Railroad Rivals: The Robber Baron increases the player count to six and adds several new elements and rules and suggests that players should treat these elements as modular, choosing some or all of them, to create the experience that works best for them.

With the advanced buildings, each player starts with a hotel and a water tower. When it is your turn to ship goods in a round, you may choose to place one or both of these on any tiles that do not already have matching buildings.

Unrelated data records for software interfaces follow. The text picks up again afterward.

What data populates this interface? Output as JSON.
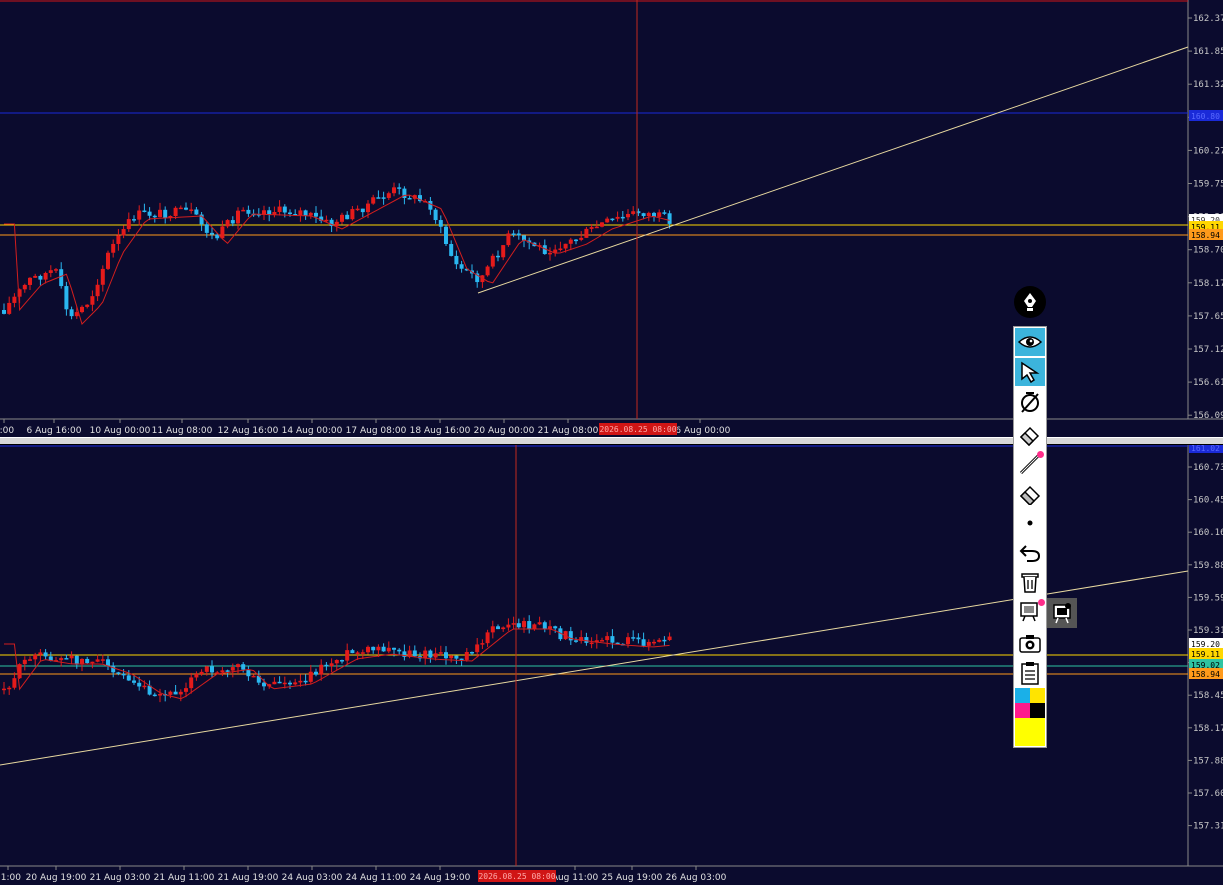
{
  "top_chart": {
    "price_ticks": [
      "162.37",
      "161.85",
      "161.32",
      "160.80",
      "160.27",
      "159.75",
      "159.20",
      "158.70",
      "158.17",
      "157.65",
      "157.12",
      "156.61",
      "156.09"
    ],
    "time_ticks": [
      "8:00",
      "6 Aug 16:00",
      "10 Aug 00:00",
      "11 Aug 08:00",
      "12 Aug 16:00",
      "14 Aug 00:00",
      "17 Aug 08:00",
      "18 Aug 16:00",
      "20 Aug 00:00",
      "21 Aug 08:00",
      "26 Aug 00:00"
    ],
    "crosshair_time": "2026.08.25 08:00",
    "tags": {
      "blue": "160.80",
      "yellow": "159.11",
      "orange": "158.94",
      "hidden": "159.20"
    }
  },
  "bottom_chart": {
    "price_ticks": [
      "160.73",
      "160.45",
      "160.16",
      "159.88",
      "159.59",
      "159.31",
      "158.74",
      "158.45",
      "158.17",
      "157.88",
      "157.60",
      "157.31"
    ],
    "time_ticks": [
      "11:00",
      "20 Aug 19:00",
      "21 Aug 03:00",
      "21 Aug 11:00",
      "21 Aug 19:00",
      "24 Aug 03:00",
      "24 Aug 11:00",
      "24 Aug 19:00",
      "Aug 11:00",
      "25 Aug 19:00",
      "26 Aug 03:00"
    ],
    "crosshair_time": "2026.08.25 08:00",
    "tags": {
      "blue_top": "161.02",
      "current": "159.20",
      "yellow": "159.11",
      "teal": "159.02",
      "orange": "158.94"
    }
  },
  "colors": {
    "background": "#0b0b2e",
    "bull": "#e41b1b",
    "bear": "#2ab7f0",
    "moving_average": "#d21e1e",
    "trendline": "#e8d9a0",
    "crosshair": "#c0281e",
    "level_yellow": "#ffd700",
    "level_orange": "#ff9a1a",
    "level_blue": "#1a2ad8",
    "level_teal": "#2ec4a2",
    "toolbar_active": "#3cb4dc"
  },
  "toolbar": {
    "tools": [
      "pen-icon",
      "eye-icon",
      "cursor-icon",
      "no-magnet-icon",
      "pencil-eraser-icon",
      "line-icon",
      "eraser-icon",
      "dot-icon",
      "undo-icon",
      "trash-icon",
      "screen-icon",
      "camera-icon",
      "clipboard-icon"
    ],
    "swatches": [
      "#1ab0e8",
      "#ffe400",
      "#ff1a8c",
      "#000000",
      "#ffff00"
    ]
  }
}
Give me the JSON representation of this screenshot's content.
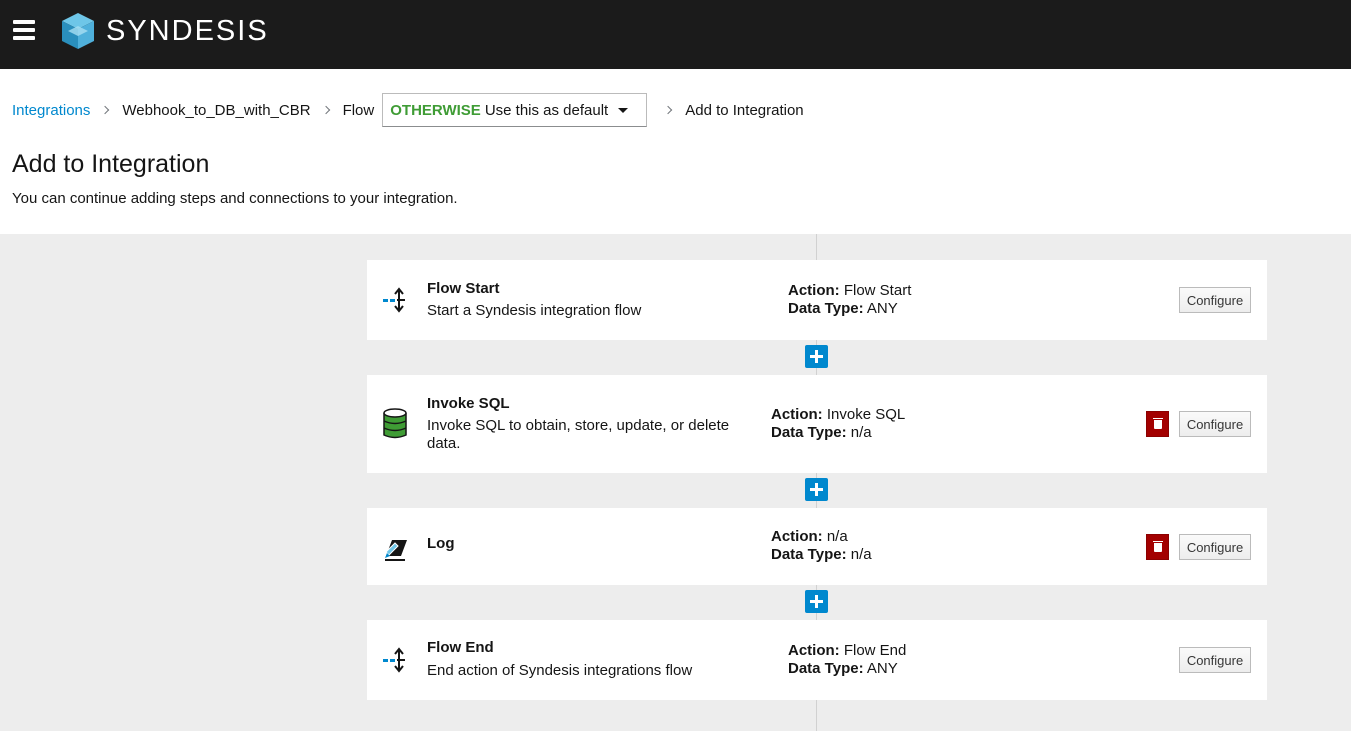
{
  "app": {
    "brand": "SYNDESIS"
  },
  "header": {
    "menu_icon": "hamburger-menu-icon",
    "logo_icon": "syndesis-logo-icon"
  },
  "breadcrumb": {
    "integrations": "Integrations",
    "integration_name": "Webhook_to_DB_with_CBR",
    "flow": "Flow",
    "flow_select": {
      "condition": "OTHERWISE",
      "label": "Use this as default"
    },
    "current": "Add to Integration"
  },
  "page": {
    "title": "Add to Integration",
    "subtitle": "You can continue adding steps and connections to your integration."
  },
  "labels": {
    "action": "Action:",
    "data_type": "Data Type:",
    "configure": "Configure"
  },
  "steps": [
    {
      "name": "Flow Start",
      "description": "Start a Syndesis integration flow",
      "action": "Flow Start",
      "data_type": "ANY",
      "icon": "flow-start-icon",
      "deletable": false
    },
    {
      "name": "Invoke SQL",
      "description": "Invoke SQL to obtain, store, update, or delete data.",
      "action": "Invoke SQL",
      "data_type": "n/a",
      "icon": "database-icon",
      "deletable": true
    },
    {
      "name": "Log",
      "description": "",
      "action": "n/a",
      "data_type": "n/a",
      "icon": "log-icon",
      "deletable": true
    },
    {
      "name": "Flow End",
      "description": "End action of Syndesis integrations flow",
      "action": "Flow End",
      "data_type": "ANY",
      "icon": "flow-end-icon",
      "deletable": false
    }
  ],
  "colors": {
    "accent": "#0088ce",
    "condition": "#3f9c35",
    "danger": "#a30000",
    "topbar": "#1b1b1b",
    "canvas": "#ededed"
  }
}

A player owning a hotel on a tile earns one point when a goods cube is delivered to it. When you deliver a cube to a tile with your water tower on it, you may move the cube again, to another connecting tile (you only score points once for the delivery, but both railroads used will increase in stock value). Once you place a building, you cannot move it.

There are two sets of advanced tiles: advanced city tiles and advanced stock tiles (or "stock shenanigans" as they are called), both of which are shuffled into the respective city and stock decks and are drafted like regular tiles.

Stock Shenanigans

The new advanced city tiles are the Transcontinental Railroad (each side of which is treated as wild and can connect to any railway line), the New Industry tile (which is played during the deliver goods phase and allows you to refill any city with a new batch of goods cubes), the Railroad Headquarters (you discard it to allow you to make two delivers on a turn), and the locomotive upgrade (this is placed in front of you and earns you an extra point for each of the goods you deliver).

Stock shenanigan tiles generally allow you to manipulate stock drafting or a railway’s value, such as letting you buy any stock tile from the draw pile, giving the player five points and removing all of a single railroad's stock tiles from the game (you need to own more tiles in that line than any other player), allowing you to merge two companies together so that they earn points as one, or allowing a player to draft an extra stock tile that round.

Finally, at the end of the game, the advanced rules allows each player to make two deliveries, and players also score one point for each of their railways they control on the board.

Wood tiles

First Impressions

The risk of expansions is always that they will overcomplicate the base game. In this case, the modular aspect of Railroad Rivals: The Robber Baron ensures that players have control over how much they want to add and how much they wish to keep the same.

You can personalize your experience easily. The stock shenanigan tiles, for example, have some powerful effects that should significantly change the outcome of the game, but they’re also easy to add or remove as you desire. While the advanced city tiles offer smaller additions, they do have some helpful abilities with a little less impact. In addition, the building tokens add an extra layer to the shipping/delivery phase of the game, that also forces you to think more strategically about your tile placement.

It’s also great to have more flexibility on player count, and the player turns are fairly fast in Railroad Rivals, so a six player game isn’t going to be onerous or too slow.

This isn’t a huge expansion, it adds some extra tiles and a few building tokens, but it seems like it would compliment the base game nicely. It adds a little more strategy without throwing in too many rules, and its modular aspect means you can tailor it to your game group. As always, we recommend focusing on the base game and only adding in expansions once your group feels the need to enhance the game. But if you're already into Railroad Rivals, be sure to check out The Robber Baron on Kickstarter and see for yourself if you wish to add it to your railway empire.

Disclosure: this preview is based on our first impressions of a draft of the rulebook and game components, which are subject to change prior to publication. We received a modest payment to write this article.